### Data entries
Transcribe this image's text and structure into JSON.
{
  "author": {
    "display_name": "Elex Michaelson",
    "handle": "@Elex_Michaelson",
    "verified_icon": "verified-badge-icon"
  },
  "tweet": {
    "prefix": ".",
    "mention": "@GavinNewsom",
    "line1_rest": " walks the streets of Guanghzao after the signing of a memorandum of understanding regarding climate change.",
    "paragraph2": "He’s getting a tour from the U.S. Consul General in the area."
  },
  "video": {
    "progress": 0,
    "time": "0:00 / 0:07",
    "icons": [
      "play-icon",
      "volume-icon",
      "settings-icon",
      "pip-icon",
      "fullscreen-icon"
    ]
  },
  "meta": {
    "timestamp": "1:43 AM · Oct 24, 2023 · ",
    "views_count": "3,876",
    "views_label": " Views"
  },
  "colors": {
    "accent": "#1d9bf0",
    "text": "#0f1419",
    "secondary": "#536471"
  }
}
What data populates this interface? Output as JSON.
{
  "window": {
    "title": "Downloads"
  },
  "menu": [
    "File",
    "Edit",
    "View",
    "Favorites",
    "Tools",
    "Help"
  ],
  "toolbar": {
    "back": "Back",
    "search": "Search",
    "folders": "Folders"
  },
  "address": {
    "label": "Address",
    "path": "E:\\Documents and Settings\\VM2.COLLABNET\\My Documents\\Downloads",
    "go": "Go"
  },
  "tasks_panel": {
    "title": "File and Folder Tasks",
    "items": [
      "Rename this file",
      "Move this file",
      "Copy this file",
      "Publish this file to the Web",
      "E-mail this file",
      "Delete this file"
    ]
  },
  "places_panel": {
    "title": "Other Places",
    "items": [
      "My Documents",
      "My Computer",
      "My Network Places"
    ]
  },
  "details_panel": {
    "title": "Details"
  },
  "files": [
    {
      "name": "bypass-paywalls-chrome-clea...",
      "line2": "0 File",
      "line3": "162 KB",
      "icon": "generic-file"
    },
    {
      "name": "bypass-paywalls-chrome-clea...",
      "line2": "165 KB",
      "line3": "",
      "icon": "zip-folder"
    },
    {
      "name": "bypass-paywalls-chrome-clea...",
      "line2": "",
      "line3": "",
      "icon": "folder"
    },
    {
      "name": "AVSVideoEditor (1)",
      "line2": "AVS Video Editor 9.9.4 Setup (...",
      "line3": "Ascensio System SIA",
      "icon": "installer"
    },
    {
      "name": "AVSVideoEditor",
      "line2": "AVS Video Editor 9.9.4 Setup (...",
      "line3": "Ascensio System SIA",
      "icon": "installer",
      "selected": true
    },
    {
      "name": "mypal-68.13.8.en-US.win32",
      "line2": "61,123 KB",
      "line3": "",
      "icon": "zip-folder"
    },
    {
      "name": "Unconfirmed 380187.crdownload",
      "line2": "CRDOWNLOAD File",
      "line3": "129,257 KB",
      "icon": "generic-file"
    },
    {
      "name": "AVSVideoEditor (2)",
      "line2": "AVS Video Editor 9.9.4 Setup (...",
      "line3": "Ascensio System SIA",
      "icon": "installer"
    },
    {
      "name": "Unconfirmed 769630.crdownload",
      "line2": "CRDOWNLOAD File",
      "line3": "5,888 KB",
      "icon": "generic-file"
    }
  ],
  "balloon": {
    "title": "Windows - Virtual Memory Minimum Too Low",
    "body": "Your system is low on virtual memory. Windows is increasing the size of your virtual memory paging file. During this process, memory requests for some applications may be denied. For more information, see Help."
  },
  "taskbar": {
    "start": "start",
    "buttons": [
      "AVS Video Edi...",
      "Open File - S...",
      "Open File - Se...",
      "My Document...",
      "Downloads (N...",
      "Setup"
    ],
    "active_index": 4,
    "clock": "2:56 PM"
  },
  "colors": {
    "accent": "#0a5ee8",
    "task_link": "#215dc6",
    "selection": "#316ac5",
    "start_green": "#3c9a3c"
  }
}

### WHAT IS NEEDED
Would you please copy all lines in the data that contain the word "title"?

### TASK ANSWER
    "title": "Downloads"
    "title": "File and Folder Tasks",
    "title": "Other Places",
    "title": "Details"
    "title": "Windows - Virtual Memory Minimum Too Low",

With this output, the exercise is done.